YOUR GOAL:
A single number is needed: how many lines of the data below contain "Privileges".

BEGIN SUPPLIED INFORMATION

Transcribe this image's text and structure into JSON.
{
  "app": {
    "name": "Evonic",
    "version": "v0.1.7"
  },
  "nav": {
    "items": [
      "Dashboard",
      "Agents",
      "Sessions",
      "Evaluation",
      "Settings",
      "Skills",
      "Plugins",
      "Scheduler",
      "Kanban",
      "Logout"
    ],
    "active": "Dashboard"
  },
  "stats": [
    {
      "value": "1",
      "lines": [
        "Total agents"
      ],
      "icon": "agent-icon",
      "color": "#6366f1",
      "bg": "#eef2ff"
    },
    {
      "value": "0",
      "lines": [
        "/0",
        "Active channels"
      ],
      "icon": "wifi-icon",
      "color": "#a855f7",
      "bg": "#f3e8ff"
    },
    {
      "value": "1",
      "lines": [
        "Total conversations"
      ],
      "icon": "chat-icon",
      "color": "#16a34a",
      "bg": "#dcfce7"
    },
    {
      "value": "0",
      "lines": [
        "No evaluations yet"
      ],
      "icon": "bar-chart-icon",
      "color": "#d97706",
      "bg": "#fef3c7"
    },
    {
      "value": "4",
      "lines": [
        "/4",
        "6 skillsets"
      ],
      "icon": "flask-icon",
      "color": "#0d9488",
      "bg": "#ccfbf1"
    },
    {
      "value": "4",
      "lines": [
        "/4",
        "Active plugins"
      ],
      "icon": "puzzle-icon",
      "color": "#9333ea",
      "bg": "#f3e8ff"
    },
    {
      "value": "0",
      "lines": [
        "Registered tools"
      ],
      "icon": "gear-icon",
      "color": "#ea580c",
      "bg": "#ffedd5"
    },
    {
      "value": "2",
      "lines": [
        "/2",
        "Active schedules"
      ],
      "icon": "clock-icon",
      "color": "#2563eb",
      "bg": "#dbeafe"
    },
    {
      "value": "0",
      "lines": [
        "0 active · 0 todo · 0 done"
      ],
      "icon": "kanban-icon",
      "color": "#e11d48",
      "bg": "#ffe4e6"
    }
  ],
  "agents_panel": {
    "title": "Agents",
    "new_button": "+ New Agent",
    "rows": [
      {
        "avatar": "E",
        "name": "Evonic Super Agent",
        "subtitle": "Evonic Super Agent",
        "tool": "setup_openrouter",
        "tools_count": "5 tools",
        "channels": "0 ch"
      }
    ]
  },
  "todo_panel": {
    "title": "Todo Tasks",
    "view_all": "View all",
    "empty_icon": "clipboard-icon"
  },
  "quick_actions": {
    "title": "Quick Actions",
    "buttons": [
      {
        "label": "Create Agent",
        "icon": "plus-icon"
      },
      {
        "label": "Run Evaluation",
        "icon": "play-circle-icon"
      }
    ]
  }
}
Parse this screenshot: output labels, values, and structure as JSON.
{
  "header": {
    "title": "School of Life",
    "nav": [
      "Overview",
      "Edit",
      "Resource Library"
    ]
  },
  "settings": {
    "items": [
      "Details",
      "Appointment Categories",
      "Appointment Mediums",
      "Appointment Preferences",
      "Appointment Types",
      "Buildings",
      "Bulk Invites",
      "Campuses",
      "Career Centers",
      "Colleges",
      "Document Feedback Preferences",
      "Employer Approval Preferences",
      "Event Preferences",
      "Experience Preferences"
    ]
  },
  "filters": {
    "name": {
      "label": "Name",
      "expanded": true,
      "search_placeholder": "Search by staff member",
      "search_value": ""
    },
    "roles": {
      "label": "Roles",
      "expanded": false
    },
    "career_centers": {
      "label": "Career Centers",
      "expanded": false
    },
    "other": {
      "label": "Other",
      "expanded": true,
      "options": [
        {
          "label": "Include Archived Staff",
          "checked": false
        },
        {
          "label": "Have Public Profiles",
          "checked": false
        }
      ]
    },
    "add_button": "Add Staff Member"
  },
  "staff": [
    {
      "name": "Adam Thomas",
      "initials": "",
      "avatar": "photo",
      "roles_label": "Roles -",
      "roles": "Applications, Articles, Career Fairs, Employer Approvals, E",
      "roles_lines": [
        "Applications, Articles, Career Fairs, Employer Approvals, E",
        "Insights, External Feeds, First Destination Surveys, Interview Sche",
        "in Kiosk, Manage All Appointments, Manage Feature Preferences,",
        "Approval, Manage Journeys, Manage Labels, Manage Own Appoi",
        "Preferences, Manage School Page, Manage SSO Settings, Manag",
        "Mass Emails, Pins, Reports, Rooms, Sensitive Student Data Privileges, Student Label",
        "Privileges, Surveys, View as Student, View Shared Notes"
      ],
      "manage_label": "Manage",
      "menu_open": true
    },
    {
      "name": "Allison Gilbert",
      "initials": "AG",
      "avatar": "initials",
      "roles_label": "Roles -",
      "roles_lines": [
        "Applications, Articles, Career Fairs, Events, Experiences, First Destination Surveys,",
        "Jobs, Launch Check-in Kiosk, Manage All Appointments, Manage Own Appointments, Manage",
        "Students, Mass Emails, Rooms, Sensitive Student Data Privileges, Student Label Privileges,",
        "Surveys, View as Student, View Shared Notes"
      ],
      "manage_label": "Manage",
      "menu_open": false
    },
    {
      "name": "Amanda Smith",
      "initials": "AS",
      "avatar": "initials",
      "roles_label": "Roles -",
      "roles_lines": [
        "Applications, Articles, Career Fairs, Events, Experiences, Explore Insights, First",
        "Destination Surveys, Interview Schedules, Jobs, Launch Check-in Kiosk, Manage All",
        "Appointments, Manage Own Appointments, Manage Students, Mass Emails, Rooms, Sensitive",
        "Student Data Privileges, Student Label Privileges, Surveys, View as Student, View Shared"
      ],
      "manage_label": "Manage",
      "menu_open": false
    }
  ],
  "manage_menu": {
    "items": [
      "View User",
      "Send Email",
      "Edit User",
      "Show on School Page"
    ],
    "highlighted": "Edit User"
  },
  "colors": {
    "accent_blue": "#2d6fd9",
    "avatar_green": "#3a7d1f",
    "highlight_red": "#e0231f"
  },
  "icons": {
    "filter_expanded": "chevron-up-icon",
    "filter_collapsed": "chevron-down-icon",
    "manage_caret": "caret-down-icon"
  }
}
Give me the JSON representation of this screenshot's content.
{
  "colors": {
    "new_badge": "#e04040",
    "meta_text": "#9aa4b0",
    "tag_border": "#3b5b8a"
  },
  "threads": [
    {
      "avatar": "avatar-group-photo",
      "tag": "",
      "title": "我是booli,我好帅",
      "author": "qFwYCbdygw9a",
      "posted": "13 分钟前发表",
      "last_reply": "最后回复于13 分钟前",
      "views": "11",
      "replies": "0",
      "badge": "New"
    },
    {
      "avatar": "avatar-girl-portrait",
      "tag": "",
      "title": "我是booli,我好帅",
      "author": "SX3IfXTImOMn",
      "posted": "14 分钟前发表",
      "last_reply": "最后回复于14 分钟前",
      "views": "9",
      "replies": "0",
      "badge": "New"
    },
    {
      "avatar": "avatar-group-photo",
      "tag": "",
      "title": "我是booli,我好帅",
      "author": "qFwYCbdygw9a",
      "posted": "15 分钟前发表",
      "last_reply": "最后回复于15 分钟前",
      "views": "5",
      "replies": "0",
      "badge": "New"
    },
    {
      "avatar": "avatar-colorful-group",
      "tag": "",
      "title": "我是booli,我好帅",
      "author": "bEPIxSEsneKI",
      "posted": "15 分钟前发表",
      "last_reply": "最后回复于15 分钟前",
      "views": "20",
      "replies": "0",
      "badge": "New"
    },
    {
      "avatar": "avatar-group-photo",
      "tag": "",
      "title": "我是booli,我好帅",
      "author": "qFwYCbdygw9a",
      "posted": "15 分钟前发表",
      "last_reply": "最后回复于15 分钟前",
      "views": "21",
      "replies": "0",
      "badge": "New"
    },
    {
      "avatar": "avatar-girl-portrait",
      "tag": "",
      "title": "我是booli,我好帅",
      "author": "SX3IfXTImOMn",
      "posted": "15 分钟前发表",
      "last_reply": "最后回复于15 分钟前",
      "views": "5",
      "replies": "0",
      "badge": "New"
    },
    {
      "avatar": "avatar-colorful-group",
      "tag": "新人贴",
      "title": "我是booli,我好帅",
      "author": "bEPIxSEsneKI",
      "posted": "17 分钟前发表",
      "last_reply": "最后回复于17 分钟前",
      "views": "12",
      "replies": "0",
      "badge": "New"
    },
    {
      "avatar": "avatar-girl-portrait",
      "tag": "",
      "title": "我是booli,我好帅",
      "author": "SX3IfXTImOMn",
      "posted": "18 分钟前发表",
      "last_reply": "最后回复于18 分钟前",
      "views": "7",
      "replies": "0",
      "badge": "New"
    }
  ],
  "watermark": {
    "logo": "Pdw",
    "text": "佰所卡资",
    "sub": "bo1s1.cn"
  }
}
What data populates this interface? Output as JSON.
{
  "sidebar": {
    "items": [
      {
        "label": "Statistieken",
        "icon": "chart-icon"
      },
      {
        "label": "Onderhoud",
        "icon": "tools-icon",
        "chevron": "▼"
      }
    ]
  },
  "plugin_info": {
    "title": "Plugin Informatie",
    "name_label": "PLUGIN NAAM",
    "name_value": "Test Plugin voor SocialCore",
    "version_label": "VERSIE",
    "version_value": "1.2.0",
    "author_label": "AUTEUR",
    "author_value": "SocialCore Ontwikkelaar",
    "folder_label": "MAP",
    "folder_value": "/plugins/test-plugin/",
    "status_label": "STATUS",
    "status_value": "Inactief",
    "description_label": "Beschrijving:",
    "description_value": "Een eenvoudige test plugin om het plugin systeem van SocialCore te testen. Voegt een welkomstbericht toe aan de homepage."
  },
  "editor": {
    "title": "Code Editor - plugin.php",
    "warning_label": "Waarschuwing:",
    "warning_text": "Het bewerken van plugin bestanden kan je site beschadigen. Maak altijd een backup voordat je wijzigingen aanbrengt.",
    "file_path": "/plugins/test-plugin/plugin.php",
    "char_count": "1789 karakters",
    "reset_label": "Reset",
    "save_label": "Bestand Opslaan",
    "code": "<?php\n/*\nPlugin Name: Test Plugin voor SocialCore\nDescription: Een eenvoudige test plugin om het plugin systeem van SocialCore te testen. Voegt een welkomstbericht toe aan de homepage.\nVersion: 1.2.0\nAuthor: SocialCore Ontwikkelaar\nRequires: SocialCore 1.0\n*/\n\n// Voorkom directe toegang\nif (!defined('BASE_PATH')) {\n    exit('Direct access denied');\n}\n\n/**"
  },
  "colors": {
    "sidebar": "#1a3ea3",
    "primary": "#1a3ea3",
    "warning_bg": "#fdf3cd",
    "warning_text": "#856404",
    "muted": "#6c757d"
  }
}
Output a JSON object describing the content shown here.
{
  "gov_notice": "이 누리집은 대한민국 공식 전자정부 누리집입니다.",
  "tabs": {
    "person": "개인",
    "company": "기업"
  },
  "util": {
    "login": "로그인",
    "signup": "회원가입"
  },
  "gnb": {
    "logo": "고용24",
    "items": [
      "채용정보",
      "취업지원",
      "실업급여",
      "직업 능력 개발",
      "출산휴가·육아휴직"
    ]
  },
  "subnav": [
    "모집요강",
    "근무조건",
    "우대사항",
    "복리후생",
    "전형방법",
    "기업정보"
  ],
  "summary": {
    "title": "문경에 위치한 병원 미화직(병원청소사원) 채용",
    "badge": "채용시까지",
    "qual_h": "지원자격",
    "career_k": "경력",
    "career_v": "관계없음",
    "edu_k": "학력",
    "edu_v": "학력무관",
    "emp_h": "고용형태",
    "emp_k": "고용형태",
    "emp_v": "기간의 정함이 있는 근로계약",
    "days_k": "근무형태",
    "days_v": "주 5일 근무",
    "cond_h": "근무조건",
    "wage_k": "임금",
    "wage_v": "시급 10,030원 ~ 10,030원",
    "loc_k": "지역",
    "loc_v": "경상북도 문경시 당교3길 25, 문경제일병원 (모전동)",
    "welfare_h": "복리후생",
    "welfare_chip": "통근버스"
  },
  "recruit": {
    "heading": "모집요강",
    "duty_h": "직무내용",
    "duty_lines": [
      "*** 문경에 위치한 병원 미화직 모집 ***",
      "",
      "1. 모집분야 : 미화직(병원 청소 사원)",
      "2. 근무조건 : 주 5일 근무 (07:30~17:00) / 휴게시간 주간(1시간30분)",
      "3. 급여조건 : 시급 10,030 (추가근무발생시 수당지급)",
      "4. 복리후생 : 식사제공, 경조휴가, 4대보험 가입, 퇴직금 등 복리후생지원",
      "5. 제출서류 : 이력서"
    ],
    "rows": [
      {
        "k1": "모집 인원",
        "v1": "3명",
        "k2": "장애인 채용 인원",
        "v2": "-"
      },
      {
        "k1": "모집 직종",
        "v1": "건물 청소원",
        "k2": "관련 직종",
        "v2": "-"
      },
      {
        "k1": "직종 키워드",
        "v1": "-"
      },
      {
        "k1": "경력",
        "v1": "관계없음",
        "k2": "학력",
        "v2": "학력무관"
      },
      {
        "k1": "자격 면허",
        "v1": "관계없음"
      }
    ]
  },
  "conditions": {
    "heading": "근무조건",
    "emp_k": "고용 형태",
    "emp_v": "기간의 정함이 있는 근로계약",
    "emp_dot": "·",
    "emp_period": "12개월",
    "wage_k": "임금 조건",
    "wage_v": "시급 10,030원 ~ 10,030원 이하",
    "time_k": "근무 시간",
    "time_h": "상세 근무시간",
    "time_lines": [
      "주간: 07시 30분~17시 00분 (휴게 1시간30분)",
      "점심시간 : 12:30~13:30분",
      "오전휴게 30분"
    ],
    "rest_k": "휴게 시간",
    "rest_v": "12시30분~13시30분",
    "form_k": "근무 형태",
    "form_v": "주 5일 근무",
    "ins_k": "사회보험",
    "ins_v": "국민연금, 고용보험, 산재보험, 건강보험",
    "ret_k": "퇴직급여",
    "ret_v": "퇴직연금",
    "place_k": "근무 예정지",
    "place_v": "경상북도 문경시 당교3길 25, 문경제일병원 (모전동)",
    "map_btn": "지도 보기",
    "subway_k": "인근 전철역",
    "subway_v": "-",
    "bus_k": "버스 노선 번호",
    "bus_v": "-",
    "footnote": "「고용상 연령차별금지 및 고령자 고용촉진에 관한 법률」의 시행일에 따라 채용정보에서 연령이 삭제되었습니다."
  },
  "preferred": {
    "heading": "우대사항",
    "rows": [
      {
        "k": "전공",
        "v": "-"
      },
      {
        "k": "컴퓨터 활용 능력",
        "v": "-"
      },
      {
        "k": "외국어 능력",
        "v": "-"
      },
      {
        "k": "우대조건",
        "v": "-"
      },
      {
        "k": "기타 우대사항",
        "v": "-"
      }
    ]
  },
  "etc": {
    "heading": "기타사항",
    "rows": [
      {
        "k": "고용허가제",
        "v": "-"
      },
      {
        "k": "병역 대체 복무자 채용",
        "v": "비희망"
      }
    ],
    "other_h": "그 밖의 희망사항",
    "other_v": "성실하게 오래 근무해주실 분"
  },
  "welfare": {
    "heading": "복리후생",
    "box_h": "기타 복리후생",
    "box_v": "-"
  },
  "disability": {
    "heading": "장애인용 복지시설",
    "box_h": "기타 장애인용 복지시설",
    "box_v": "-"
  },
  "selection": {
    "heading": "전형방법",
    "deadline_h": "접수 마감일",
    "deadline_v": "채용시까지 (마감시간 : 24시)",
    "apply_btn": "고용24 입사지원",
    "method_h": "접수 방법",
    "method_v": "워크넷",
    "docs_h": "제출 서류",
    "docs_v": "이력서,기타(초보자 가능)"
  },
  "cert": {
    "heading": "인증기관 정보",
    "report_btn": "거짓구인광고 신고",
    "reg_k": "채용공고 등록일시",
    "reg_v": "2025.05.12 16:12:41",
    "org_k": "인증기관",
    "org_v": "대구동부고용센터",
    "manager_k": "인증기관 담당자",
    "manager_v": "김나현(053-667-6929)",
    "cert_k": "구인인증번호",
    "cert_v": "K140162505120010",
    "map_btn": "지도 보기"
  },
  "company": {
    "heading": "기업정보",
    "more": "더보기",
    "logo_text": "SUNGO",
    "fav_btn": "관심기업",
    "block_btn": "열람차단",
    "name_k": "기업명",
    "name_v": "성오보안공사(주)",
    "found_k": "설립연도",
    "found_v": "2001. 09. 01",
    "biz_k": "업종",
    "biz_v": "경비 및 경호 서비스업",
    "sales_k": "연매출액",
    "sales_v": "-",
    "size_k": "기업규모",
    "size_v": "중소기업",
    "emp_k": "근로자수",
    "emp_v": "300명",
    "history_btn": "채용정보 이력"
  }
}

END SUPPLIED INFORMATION

ANSWER SECTION:
4